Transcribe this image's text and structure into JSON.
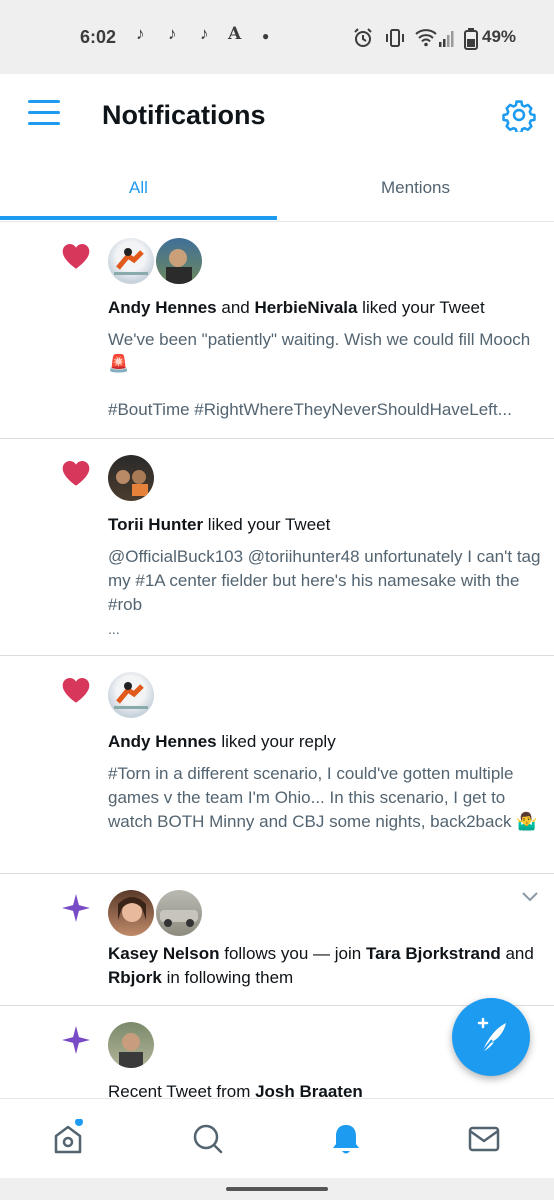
{
  "status_bar": {
    "time": "6:02",
    "battery": "49%",
    "left_icons": [
      "tiktok-icon",
      "tiktok-icon",
      "tiktok-icon",
      "font-app-icon",
      "dot-icon"
    ],
    "right_icons": [
      "alarm-icon",
      "vibrate-icon",
      "wifi-icon",
      "signal-icon",
      "battery-icon"
    ]
  },
  "header": {
    "title": "Notifications",
    "menu_icon": "hamburger-menu-icon",
    "settings_icon": "gear-icon"
  },
  "tabs": [
    {
      "label": "All",
      "active": true
    },
    {
      "label": "Mentions",
      "active": false
    }
  ],
  "notifications": [
    {
      "icon": "heart-icon",
      "avatars": 2,
      "line": {
        "name1": "Andy Hennes",
        "joiner": " and ",
        "name2": "HerbieNivala",
        "suffix": " liked your Tweet"
      },
      "body": "We've been \"patiently\" waiting. Wish we could fill Mooch 🚨",
      "body2": "#BoutTime #RightWhereTheyNeverShouldHaveLeft..."
    },
    {
      "icon": "heart-icon",
      "avatars": 1,
      "line": {
        "name1": "Torii Hunter",
        "suffix": " liked your Tweet"
      },
      "body": "@OfficialBuck103 @toriihunter48 unfortunately I can't tag my #1A center fielder but here's his namesake with the #rob",
      "body2": "..."
    },
    {
      "icon": "heart-icon",
      "avatars": 1,
      "line": {
        "name1": "Andy Hennes",
        "suffix": " liked your reply"
      },
      "body": "#Torn in a different scenario, I could've gotten multiple games v the team I'm Ohio... In this scenario, I get to watch BOTH Minny and CBJ some nights, back2back 🤷‍♂️"
    },
    {
      "icon": "sparkle-icon",
      "avatars": 2,
      "line": {
        "name1": "Kasey Nelson",
        "mid": " follows you — join ",
        "name2": "Tara Bjorkstrand",
        "joiner": " and ",
        "name3": "Rbjork",
        "suffix": " in following them"
      }
    },
    {
      "icon": "sparkle-icon",
      "avatars": 1,
      "line": {
        "prefix": "Recent Tweet from ",
        "name1": "Josh Braaten"
      }
    }
  ],
  "fab": {
    "icon": "compose-tweet-icon"
  },
  "bottom_nav": [
    {
      "icon": "home-icon",
      "active": false,
      "badge": true
    },
    {
      "icon": "search-icon",
      "active": false
    },
    {
      "icon": "bell-icon",
      "active": true
    },
    {
      "icon": "mail-icon",
      "active": false
    }
  ],
  "colors": {
    "accent": "#1d9bf0",
    "heart": "#f91880",
    "sparkle": "#794bc4",
    "secondary_text": "#536471"
  }
}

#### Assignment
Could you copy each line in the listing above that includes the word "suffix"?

#### Answer for the task
        "suffix": " liked your Tweet"
        "suffix": " liked your Tweet"
        "suffix": " liked your reply"
        "suffix": " in following them"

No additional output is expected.